> YOUR TASK:
Examine each line in the records below for the word "VLANs". Report how many lines contain it, and nothing else.
....
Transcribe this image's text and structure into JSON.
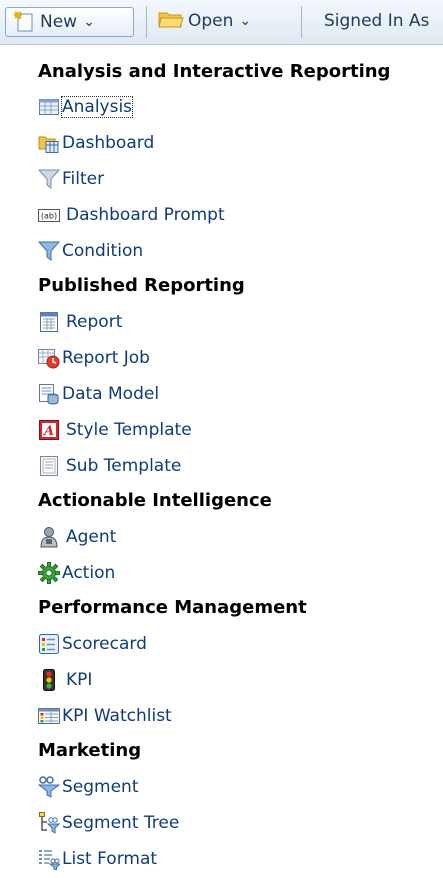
{
  "toolbar": {
    "new_label": "New",
    "new_icon": "new-page-icon",
    "open_label": "Open",
    "open_icon": "folder-icon",
    "signed_label": "Signed In As",
    "chevron": "⌄"
  },
  "sections": {
    "analysis": {
      "title": "Analysis and Interactive Reporting",
      "items": [
        "Analysis",
        "Dashboard",
        "Filter",
        "Dashboard Prompt",
        "Condition"
      ]
    },
    "published": {
      "title": "Published Reporting",
      "items": [
        "Report",
        "Report Job",
        "Data Model",
        "Style Template",
        "Sub Template"
      ]
    },
    "actionable": {
      "title": "Actionable Intelligence",
      "items": [
        "Agent",
        "Action"
      ]
    },
    "performance": {
      "title": "Performance Management",
      "items": [
        "Scorecard",
        "KPI",
        "KPI Watchlist"
      ]
    },
    "marketing": {
      "title": "Marketing",
      "items": [
        "Segment",
        "Segment Tree",
        "List Format"
      ]
    }
  },
  "icons": {
    "analysis": "analysis-grid-icon",
    "dashboard": "dashboard-folder-icon",
    "filter": "filter-funnel-icon",
    "prompt": "prompt-ab-icon",
    "condition": "condition-funnel-icon",
    "report": "report-grid-icon",
    "report_job": "report-job-clock-icon",
    "data_model": "data-model-icon",
    "style_template": "style-template-icon",
    "sub_template": "sub-template-icon",
    "agent": "agent-icon",
    "action": "action-gear-icon",
    "scorecard": "scorecard-icon",
    "kpi": "kpi-traffic-light-icon",
    "kpi_watchlist": "kpi-watchlist-icon",
    "segment": "segment-icon",
    "segment_tree": "segment-tree-icon",
    "list_format": "list-format-icon"
  },
  "colors": {
    "link": "#0e3c7a",
    "toolbar_bg": "#e6eef7",
    "filter": "#5b8fd1",
    "style_red": "#d8252b"
  }
}
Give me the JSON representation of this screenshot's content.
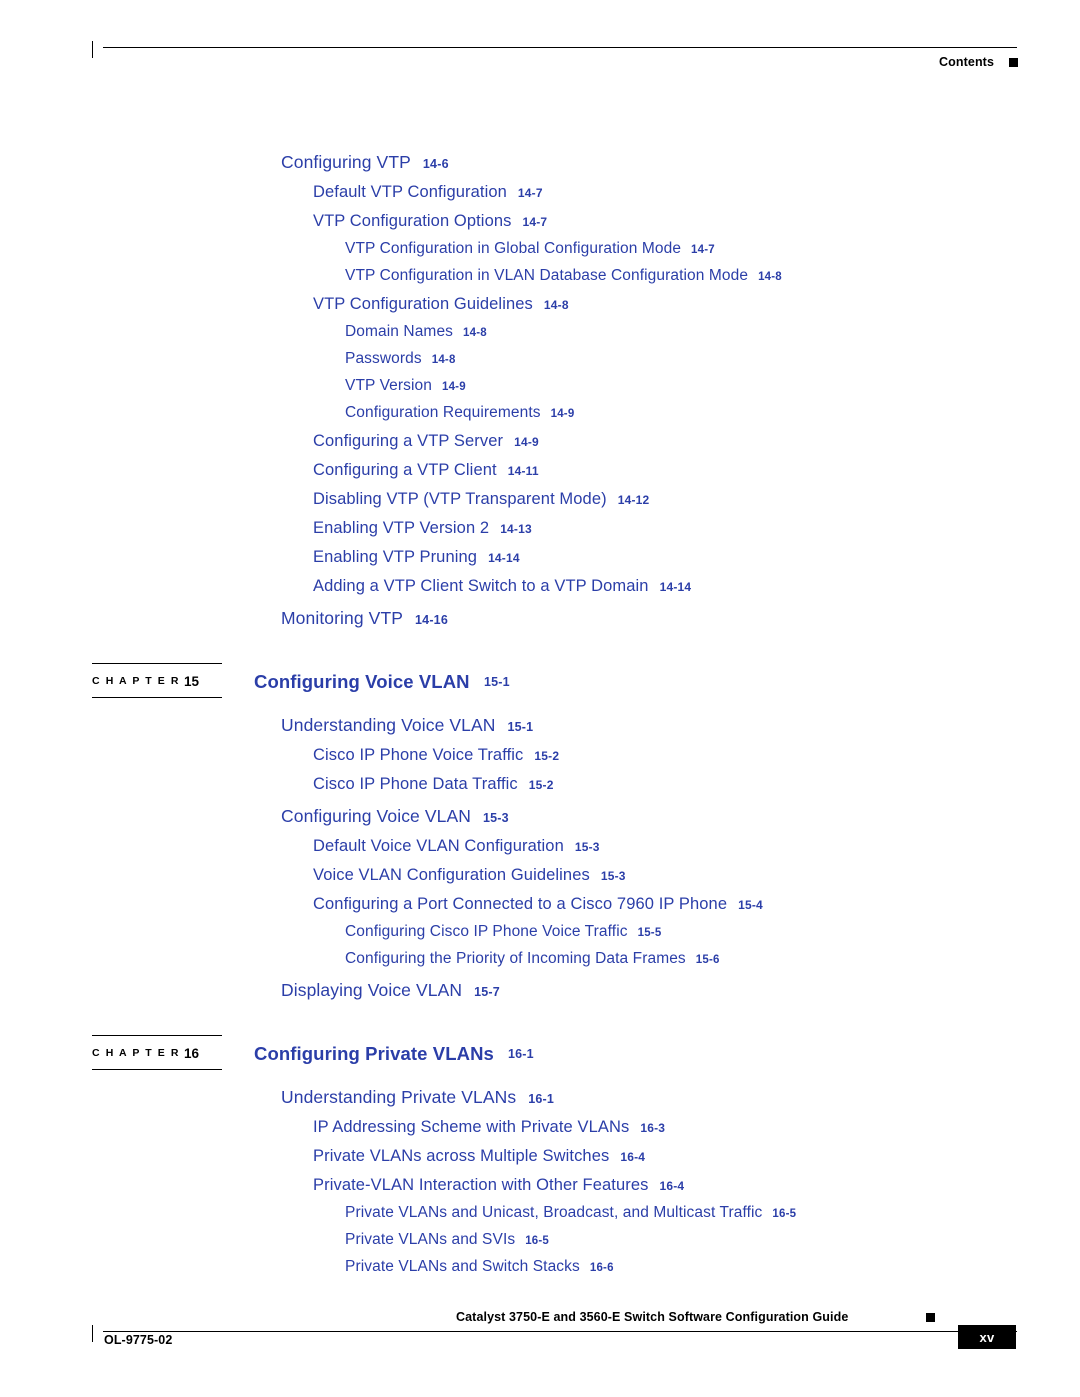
{
  "header": {
    "label": "Contents"
  },
  "footer": {
    "doc_title": "Catalyst 3750-E and 3560-E Switch Software Configuration Guide",
    "doc_id": "OL-9775-02",
    "page_number": "xv"
  },
  "toc": {
    "entries": [
      {
        "level": 1,
        "title": "Configuring VTP",
        "page": "14-6"
      },
      {
        "level": 2,
        "title": "Default VTP Configuration",
        "page": "14-7"
      },
      {
        "level": 2,
        "title": "VTP Configuration Options",
        "page": "14-7"
      },
      {
        "level": 3,
        "title": "VTP Configuration in Global Configuration Mode",
        "page": "14-7"
      },
      {
        "level": 3,
        "title": "VTP Configuration in VLAN Database Configuration Mode",
        "page": "14-8"
      },
      {
        "level": 2,
        "title": "VTP Configuration Guidelines",
        "page": "14-8"
      },
      {
        "level": 3,
        "title": "Domain Names",
        "page": "14-8"
      },
      {
        "level": 3,
        "title": "Passwords",
        "page": "14-8"
      },
      {
        "level": 3,
        "title": "VTP Version",
        "page": "14-9"
      },
      {
        "level": 3,
        "title": "Configuration Requirements",
        "page": "14-9"
      },
      {
        "level": 2,
        "title": "Configuring a VTP Server",
        "page": "14-9"
      },
      {
        "level": 2,
        "title": "Configuring a VTP Client",
        "page": "14-11"
      },
      {
        "level": 2,
        "title": "Disabling VTP (VTP Transparent Mode)",
        "page": "14-12"
      },
      {
        "level": 2,
        "title": "Enabling VTP Version 2",
        "page": "14-13"
      },
      {
        "level": 2,
        "title": "Enabling VTP Pruning",
        "page": "14-14"
      },
      {
        "level": 2,
        "title": "Adding a VTP Client Switch to a VTP Domain",
        "page": "14-14"
      },
      {
        "level": 1,
        "title": "Monitoring VTP",
        "page": "14-16"
      }
    ],
    "chapters": [
      {
        "label": "C H A P T E R",
        "number": "15",
        "title": "Configuring Voice VLAN",
        "page": "15-1",
        "entries": [
          {
            "level": 1,
            "title": "Understanding Voice VLAN",
            "page": "15-1"
          },
          {
            "level": 2,
            "title": "Cisco IP Phone Voice Traffic",
            "page": "15-2"
          },
          {
            "level": 2,
            "title": "Cisco IP Phone Data Traffic",
            "page": "15-2"
          },
          {
            "level": 1,
            "title": "Configuring Voice VLAN",
            "page": "15-3"
          },
          {
            "level": 2,
            "title": "Default Voice VLAN Configuration",
            "page": "15-3"
          },
          {
            "level": 2,
            "title": "Voice VLAN Configuration Guidelines",
            "page": "15-3"
          },
          {
            "level": 2,
            "title": "Configuring a Port Connected to a Cisco 7960 IP Phone",
            "page": "15-4"
          },
          {
            "level": 3,
            "title": "Configuring Cisco IP Phone Voice Traffic",
            "page": "15-5"
          },
          {
            "level": 3,
            "title": "Configuring the Priority of Incoming Data Frames",
            "page": "15-6"
          },
          {
            "level": 1,
            "title": "Displaying Voice VLAN",
            "page": "15-7"
          }
        ]
      },
      {
        "label": "C H A P T E R",
        "number": "16",
        "title": "Configuring Private VLANs",
        "page": "16-1",
        "entries": [
          {
            "level": 1,
            "title": "Understanding Private VLANs",
            "page": "16-1"
          },
          {
            "level": 2,
            "title": "IP Addressing Scheme with Private VLANs",
            "page": "16-3"
          },
          {
            "level": 2,
            "title": "Private VLANs across Multiple Switches",
            "page": "16-4"
          },
          {
            "level": 2,
            "title": "Private-VLAN Interaction with Other Features",
            "page": "16-4"
          },
          {
            "level": 3,
            "title": "Private VLANs and Unicast, Broadcast, and Multicast Traffic",
            "page": "16-5"
          },
          {
            "level": 3,
            "title": "Private VLANs and SVIs",
            "page": "16-5"
          },
          {
            "level": 3,
            "title": "Private VLANs and Switch Stacks",
            "page": "16-6"
          }
        ]
      }
    ]
  }
}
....
> RESPONSE TO THIS TASK:
7